Data for this exercise Block Start
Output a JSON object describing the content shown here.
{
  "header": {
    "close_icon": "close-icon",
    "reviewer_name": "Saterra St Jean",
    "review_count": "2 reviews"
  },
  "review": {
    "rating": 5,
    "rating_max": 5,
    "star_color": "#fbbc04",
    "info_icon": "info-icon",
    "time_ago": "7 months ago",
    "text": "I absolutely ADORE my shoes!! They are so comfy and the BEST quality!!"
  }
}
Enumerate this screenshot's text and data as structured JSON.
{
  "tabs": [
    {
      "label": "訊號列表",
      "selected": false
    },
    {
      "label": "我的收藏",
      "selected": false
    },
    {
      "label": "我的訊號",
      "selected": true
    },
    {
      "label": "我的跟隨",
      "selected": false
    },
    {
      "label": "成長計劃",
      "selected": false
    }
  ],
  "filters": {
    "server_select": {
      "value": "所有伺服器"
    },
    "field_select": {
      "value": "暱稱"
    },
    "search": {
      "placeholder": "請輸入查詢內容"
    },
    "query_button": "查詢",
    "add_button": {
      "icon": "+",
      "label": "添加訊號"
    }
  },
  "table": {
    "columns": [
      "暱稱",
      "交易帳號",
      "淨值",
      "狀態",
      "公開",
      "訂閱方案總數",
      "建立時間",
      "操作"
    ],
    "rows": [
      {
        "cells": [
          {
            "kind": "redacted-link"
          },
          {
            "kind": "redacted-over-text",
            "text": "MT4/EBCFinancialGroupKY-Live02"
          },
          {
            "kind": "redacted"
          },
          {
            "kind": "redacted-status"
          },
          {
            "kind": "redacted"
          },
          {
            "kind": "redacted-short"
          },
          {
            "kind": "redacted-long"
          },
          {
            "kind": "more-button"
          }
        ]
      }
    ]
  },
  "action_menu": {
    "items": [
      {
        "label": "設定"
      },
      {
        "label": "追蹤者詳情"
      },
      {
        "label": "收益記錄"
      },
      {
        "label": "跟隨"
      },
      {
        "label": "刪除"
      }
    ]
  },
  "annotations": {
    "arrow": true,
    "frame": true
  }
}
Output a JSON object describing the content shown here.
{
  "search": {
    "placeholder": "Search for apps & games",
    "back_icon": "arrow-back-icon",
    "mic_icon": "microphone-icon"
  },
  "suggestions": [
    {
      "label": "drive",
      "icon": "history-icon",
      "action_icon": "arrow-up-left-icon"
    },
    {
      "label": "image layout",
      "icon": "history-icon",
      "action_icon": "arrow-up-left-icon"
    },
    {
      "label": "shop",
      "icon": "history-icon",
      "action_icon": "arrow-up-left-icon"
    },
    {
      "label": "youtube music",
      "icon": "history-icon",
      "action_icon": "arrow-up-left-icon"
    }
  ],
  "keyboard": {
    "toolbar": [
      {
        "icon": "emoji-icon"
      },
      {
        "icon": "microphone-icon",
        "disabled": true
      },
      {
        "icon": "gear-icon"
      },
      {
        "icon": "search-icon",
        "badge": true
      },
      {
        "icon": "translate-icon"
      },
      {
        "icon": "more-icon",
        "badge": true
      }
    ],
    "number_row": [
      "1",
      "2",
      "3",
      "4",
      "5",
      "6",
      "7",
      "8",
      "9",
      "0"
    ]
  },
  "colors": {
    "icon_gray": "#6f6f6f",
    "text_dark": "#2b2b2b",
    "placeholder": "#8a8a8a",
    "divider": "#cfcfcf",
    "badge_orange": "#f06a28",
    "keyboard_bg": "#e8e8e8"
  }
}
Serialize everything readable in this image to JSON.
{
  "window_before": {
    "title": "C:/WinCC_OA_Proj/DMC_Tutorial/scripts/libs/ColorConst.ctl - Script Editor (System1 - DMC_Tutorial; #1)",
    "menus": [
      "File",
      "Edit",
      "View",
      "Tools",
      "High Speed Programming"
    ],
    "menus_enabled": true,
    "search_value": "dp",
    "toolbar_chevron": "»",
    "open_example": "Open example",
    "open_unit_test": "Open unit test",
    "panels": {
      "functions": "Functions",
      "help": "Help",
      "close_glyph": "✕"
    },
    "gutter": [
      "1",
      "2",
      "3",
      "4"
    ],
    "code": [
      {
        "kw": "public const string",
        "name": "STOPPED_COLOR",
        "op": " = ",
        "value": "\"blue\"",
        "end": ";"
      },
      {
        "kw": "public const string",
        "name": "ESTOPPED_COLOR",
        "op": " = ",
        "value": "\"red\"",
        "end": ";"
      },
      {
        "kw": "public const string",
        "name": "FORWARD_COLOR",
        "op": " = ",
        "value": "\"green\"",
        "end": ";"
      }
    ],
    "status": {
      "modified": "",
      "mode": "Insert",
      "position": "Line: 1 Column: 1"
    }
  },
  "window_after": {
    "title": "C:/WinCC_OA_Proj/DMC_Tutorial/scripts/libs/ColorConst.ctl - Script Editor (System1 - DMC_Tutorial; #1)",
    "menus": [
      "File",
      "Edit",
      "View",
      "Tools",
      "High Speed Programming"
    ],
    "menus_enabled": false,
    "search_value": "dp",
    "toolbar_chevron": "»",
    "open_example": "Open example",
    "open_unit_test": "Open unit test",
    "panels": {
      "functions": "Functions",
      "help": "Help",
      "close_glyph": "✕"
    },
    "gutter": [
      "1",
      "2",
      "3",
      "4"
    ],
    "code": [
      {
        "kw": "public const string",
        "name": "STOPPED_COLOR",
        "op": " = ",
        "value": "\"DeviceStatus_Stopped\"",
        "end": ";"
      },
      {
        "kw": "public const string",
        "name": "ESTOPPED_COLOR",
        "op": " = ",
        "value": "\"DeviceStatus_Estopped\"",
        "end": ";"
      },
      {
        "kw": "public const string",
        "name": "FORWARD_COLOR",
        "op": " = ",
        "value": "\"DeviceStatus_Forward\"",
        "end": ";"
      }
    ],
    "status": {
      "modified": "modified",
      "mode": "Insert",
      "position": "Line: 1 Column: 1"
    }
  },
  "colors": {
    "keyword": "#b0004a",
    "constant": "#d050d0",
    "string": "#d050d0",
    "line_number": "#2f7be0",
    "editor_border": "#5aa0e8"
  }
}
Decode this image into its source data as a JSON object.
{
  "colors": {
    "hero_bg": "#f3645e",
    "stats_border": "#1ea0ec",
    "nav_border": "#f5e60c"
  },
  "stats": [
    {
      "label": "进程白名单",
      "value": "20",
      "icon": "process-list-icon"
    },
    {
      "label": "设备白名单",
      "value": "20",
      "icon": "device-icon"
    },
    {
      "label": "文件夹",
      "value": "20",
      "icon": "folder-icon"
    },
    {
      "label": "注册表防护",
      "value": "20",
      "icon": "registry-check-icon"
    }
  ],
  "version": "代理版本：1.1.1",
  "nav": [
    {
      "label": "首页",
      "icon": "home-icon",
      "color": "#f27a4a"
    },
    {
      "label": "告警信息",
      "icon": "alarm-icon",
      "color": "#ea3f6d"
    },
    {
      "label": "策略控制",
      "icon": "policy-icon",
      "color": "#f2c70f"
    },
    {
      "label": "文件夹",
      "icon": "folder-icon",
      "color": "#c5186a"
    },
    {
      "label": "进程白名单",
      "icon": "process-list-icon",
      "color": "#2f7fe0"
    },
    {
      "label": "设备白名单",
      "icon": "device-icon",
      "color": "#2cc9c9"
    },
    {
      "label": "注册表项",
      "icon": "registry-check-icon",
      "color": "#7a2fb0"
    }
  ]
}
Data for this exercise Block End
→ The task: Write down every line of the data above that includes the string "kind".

→ Answer to this problem:
            "kind": "redacted-link"
            "kind": "redacted-over-text",
            "kind": "redacted"
            "kind": "redacted-status"
            "kind": "redacted"
            "kind": "redacted-short"
            "kind": "redacted-long"
            "kind": "more-button"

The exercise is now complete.